__TASK__: Scan the lines below for the string "icon" and report how many lines contain it, giving only the number.

(Source records)
= = = =

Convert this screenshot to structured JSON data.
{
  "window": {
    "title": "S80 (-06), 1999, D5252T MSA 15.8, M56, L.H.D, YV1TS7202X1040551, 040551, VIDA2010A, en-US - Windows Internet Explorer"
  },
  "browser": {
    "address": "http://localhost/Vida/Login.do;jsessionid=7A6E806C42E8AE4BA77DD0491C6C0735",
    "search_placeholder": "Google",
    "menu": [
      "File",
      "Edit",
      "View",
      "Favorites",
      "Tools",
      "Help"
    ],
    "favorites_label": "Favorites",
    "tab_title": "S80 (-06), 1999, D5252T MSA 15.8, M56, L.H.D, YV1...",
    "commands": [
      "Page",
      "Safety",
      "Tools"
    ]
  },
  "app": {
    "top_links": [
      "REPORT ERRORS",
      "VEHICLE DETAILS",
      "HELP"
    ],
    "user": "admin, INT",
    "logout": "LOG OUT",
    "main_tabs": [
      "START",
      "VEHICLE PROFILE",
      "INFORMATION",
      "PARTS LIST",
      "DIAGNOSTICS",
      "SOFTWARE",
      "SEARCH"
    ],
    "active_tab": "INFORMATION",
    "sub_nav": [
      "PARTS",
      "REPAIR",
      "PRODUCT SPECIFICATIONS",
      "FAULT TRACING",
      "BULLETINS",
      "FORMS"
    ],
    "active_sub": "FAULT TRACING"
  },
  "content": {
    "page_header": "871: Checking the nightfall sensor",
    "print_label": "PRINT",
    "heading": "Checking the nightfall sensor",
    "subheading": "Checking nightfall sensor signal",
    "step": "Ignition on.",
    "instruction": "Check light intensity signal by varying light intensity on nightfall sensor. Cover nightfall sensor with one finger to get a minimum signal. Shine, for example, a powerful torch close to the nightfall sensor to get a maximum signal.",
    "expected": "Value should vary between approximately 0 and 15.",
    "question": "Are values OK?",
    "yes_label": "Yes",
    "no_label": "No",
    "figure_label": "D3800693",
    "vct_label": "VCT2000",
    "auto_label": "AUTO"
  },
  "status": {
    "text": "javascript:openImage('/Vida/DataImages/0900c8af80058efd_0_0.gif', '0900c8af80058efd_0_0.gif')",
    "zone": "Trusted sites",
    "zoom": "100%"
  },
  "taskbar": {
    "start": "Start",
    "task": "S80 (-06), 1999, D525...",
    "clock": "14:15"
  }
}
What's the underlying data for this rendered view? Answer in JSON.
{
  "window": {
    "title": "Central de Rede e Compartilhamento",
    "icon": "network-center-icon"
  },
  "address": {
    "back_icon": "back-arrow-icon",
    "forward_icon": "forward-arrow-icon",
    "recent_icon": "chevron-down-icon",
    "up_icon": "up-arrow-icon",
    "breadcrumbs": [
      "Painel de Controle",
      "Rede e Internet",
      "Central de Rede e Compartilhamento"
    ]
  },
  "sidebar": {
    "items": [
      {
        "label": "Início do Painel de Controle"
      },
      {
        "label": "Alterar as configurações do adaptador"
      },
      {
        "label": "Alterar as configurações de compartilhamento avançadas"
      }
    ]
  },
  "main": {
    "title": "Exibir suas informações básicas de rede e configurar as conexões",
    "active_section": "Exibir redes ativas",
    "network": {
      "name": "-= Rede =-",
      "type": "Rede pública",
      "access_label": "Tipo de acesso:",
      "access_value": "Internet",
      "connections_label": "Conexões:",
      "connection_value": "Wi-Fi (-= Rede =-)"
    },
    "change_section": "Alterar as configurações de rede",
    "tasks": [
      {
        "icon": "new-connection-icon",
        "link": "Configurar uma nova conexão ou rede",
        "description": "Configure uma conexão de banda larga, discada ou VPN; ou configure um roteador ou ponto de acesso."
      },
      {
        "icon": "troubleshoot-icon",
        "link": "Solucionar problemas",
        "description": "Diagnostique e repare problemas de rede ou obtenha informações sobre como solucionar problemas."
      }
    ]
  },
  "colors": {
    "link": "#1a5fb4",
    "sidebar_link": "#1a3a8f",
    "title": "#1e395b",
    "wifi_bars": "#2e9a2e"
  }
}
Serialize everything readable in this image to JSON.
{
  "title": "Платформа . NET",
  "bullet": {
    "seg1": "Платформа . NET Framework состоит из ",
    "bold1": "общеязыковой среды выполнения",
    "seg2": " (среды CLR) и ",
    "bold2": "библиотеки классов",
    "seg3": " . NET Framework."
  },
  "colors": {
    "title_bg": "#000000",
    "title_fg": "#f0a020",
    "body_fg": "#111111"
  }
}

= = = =

__OUTPUT BELOW__: 7